When Chris Stewart was making the press rounds for his last project, Bigger Than Life, he gave a little insight on how being in a draining advertising job in Manhattan when he was younger—surrounded by 9-to-5 lifers who were maybe not too creative but executing their corporate game to the fullest—prepared him for being the solitary unit that is Black Marble. “For me, having a background in these stressful jobs where you need to have your shit together has allowed me to kind of be this one-man-band who can make the music, do all this design, work on the videos (because I went to school for visual arts), so I have the whole visual and musical world down,” Stewart said in The Family Reviews. “You will so get ripped off if you don’t have these skills as a creative, especially in the booking world if you don’t understand numbers you will completely get fucked over. The whole thing is set up to fuck you over so if you know how to defend yourself.”
With that self-policing comes a headstrong determination to expand on his little crevice of a genre space: coldwave. Stewart has piecemealed a successful career trusting a particular internal whimsy for looping together makeshift-sounding synths, drum machines that take a second to boot up, and bass patterns that call to the late ’70s and early ’80s textual shift from boisterous punk into temperamental new wave.
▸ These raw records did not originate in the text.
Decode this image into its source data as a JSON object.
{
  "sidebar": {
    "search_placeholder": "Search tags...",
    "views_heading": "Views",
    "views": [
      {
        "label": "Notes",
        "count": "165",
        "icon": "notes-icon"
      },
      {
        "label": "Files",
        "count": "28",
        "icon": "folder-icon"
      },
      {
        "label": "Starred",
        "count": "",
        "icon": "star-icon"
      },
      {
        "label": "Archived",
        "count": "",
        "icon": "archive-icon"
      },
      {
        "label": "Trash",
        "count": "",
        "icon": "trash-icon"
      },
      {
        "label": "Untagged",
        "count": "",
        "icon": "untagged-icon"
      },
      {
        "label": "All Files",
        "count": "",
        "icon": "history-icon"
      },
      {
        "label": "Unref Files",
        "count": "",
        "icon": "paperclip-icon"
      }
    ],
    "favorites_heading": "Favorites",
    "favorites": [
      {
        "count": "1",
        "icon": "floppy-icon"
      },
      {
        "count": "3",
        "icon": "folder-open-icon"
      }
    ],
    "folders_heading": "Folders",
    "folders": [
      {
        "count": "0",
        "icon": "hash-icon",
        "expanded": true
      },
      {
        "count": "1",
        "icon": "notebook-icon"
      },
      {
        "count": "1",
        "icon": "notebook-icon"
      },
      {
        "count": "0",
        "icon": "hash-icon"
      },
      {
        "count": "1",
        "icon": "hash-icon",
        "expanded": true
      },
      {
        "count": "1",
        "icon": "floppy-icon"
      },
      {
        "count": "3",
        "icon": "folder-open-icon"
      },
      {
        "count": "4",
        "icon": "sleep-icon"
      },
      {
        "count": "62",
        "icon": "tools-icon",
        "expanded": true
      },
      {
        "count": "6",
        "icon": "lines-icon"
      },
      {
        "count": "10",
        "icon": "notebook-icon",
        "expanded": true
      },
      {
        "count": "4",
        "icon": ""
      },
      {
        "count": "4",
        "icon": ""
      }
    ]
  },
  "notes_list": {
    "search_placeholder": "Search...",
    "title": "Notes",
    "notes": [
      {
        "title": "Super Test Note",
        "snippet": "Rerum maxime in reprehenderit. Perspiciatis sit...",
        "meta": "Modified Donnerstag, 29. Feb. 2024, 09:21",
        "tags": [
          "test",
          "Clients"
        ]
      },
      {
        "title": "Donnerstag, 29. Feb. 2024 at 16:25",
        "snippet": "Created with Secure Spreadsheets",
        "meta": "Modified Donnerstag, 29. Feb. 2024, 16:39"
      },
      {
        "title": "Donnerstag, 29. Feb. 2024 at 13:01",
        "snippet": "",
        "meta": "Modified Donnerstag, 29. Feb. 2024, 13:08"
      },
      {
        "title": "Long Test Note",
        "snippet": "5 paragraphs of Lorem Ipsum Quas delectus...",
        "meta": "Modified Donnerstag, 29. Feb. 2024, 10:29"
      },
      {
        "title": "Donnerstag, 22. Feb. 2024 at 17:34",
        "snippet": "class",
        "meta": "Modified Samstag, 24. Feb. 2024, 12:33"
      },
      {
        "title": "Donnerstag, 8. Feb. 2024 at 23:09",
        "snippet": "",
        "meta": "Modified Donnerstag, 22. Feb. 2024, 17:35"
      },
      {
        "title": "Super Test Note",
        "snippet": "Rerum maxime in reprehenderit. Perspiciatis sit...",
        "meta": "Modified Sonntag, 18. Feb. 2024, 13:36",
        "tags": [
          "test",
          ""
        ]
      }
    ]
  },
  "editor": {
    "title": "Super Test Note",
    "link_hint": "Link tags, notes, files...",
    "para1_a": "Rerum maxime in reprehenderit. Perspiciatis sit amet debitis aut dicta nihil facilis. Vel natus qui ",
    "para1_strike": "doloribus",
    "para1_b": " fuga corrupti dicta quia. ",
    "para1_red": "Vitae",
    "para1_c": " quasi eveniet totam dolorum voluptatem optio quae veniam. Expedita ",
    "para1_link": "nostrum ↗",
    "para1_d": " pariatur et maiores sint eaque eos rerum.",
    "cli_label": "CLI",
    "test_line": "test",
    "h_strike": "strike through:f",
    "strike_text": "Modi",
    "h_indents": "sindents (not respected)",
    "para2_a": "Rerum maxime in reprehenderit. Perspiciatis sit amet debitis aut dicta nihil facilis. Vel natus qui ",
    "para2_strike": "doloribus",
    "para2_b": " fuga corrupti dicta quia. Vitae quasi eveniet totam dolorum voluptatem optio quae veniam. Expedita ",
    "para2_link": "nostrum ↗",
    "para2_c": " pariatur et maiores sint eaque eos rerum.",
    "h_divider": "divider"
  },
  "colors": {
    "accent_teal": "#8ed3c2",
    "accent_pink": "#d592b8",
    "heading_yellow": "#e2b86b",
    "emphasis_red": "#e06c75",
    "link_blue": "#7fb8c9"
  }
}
New Order, those early Madonna 12-inch singles, certain moments from The Cure, early-stage OMD, and elements from the power pop band The Necessaries featuring Arthur Russell and Modern Lovers’ Ernie Brooks—I’m not referencing something new here, those comparisons have been mentioned before. But these frigid sound-worlds remain timeless. Still click, bleep and tick for a mechanical arrangement that when done right, conjures visions of blue mohawks moving to and fro before a red light in a fog-filled basement dancefloor, where all the scudding isolationists are happily swooning by themselves, giving discreet honor to the post-rock space.
Fast Idol, Black Marble’s fourth full-length release, does hum and purr for a good portion of the 52-minute, eleven-song synth-pop communique. In certain stretches, he does make your ears and heart lose track of time, gloriously, especially when that expanse is hitting a right type of automated sadness. Similar to the hook-laden, crestfallen essence of “Frisk,” from his excellent 2016 It’s Immaterial, he’s put the good stuff, pouty sad-bangers to bop to, upfront. “Bodies”, the second track in, allows Stewart to remain steadfast with deliciously retro and ostentatious sonic choices, as it describes in verse and feels, some type of relationship needs to come to a close as the foreshadowing is becoming far too obvious to ignore anymore. The track, a rewind hitter for sure, advances how Stewart’s production—what was once self-proclaimed “icy hooks and warbly synths always on the edge of going out of tune”—into polished and sturdy melancholy textures that push the envelope of a pop aesthetic into steely regions. In the same vein following suit is “Royal Walls,” a freestyle jammer, with handclaps and cathode-ray bass vibes, containing lyrics that meander down that beltway of capturing evocative snippets of daily life and the friction and strife we must all work through.
Stewart chooses his one-man-band approach as both aesthetic and a means of survival. Throughout most of Fast Idol, it remains the approach that works best.
Label: Sacred Bones
John-Paul Shiver has been contributing to Treble since 2018. His work as an experienced music journalist and pop culture commentator has appeared in The Wire, 48 Hills, Resident Advisor, SF Weekly, Bandcamp Daily, PulpLab, AFROPUNK and Drowned In Sound.